Many of us have heard the statistic “nearly one million immigrants landed in Canada at Pier 21.” Now a new book peels back the layers of history to uncover the personal stories of the national historic site where so many Canadians can trace their family roots.

Pier 21: A History, by Steven Schwinghamer and Jan Raska, is unique. According to the Museum’s Manager of Research Monica MacDonald, and co-author Jan Raska, this book is the only full-length history of Pier 21 written by Museum staff or specialists on the history of the site.

A large ship is docked next to a pier lined with brick buildings.

Since 1998, researchers at the Pier 21 Interpretive Centre, which became the national museum we know today, have been conducting interviews, gathering stories and collecting photographs, documents and other objects related to the history of Pier 21. Pier 21: A History builds on that archive. Told as a narrative, but grounded in the rich historical context of the archive, readers are invited inside the timeline of first-person perspectives of the ocean immigration terminal.

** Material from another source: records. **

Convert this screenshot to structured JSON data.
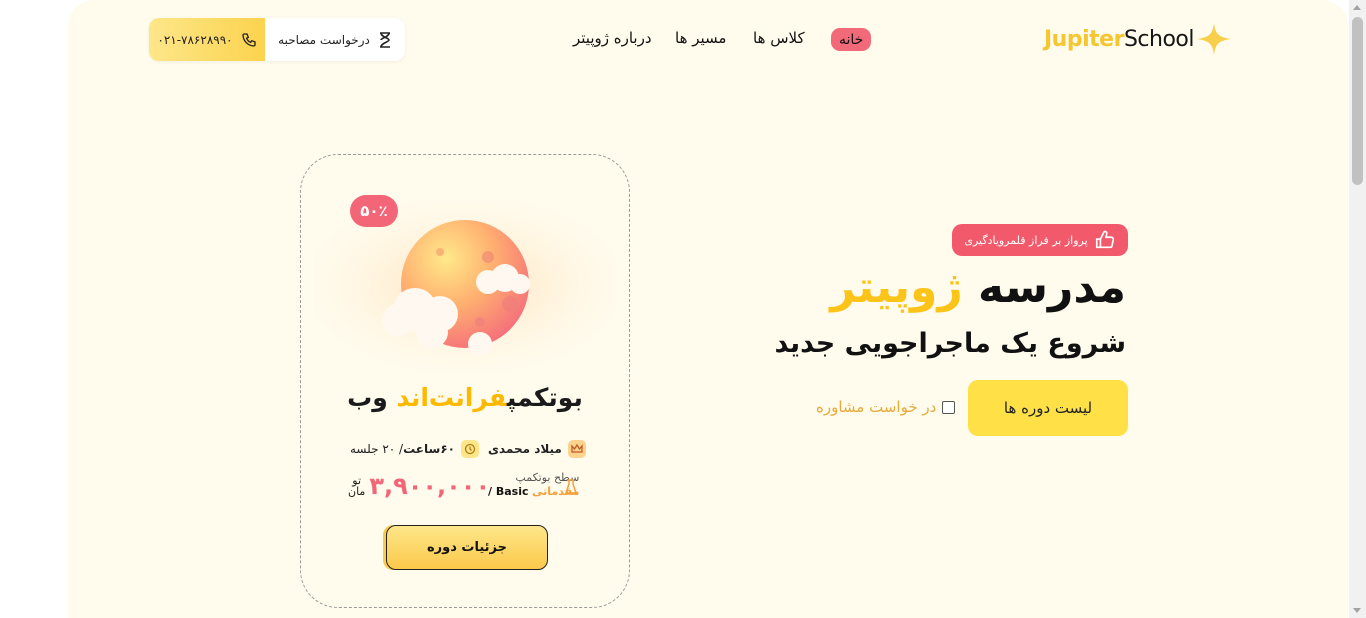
{
  "header": {
    "logo": {
      "word1": "Jupiter",
      "word2": "School"
    },
    "nav": [
      {
        "label": "خانه"
      },
      {
        "label": "کلاس ها"
      },
      {
        "label": "مسیر ها"
      },
      {
        "label": "درباره ژوپیتر"
      }
    ],
    "phone": "۰۲۱-۷۸۶۲۸۹۹۰",
    "interview_label": "درخواست مصاحبه"
  },
  "hero": {
    "badge": "پرواز بر فراز قلمرویادگیری",
    "title_plain": "مدرسه",
    "title_highlight": "ژوپیتر",
    "subtitle": "شروع یک ماجراجویی جدید",
    "primary_button": "لیست دوره ها",
    "consult_label": "در خواست مشاوره",
    "consult_checked": false
  },
  "course_card": {
    "discount": "۵۰٪",
    "title_plain_1": "بوتکمپ",
    "title_highlight": "فرانت‌اند",
    "title_plain_2": "وب",
    "instructor": "میلاد محمدی",
    "duration_bold": "۶۰ساعت",
    "duration_rest": "/ ۲۰ جلسه",
    "level_label": "سطح بوتکمپ",
    "level_value_intro": "مقدماتی",
    "level_value_basic": "Basic /",
    "price": "۳,۹۰۰,۰۰۰",
    "currency_top": "تو",
    "currency_bottom": "مان",
    "details_button": "جزئیات دوره"
  },
  "colors": {
    "page_bg": "#fffbed",
    "accent_yellow": "#fcc419",
    "accent_pink": "#f26678"
  }
}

Jan Raska says what struck him in his research was the diversity of personal stories that showed how much more there was to the history we thought we knew, “when we examine the first-person testimonies of immigrants, officials, and volunteers, we often see that these accounts contradict established narratives of immigration to Canada,” he says. “These voices provide us with a unique lens with which we can better understand who is considered desirable, and therefore, admissible into Canada.”

Pier 21: A History is for everyone and anyone with an interest in immigration history and the historic Pier. Find your copy at the Museum Gift Shop, or online via University of Ottawa Press: https://press.uottawa.ca/pier-21.html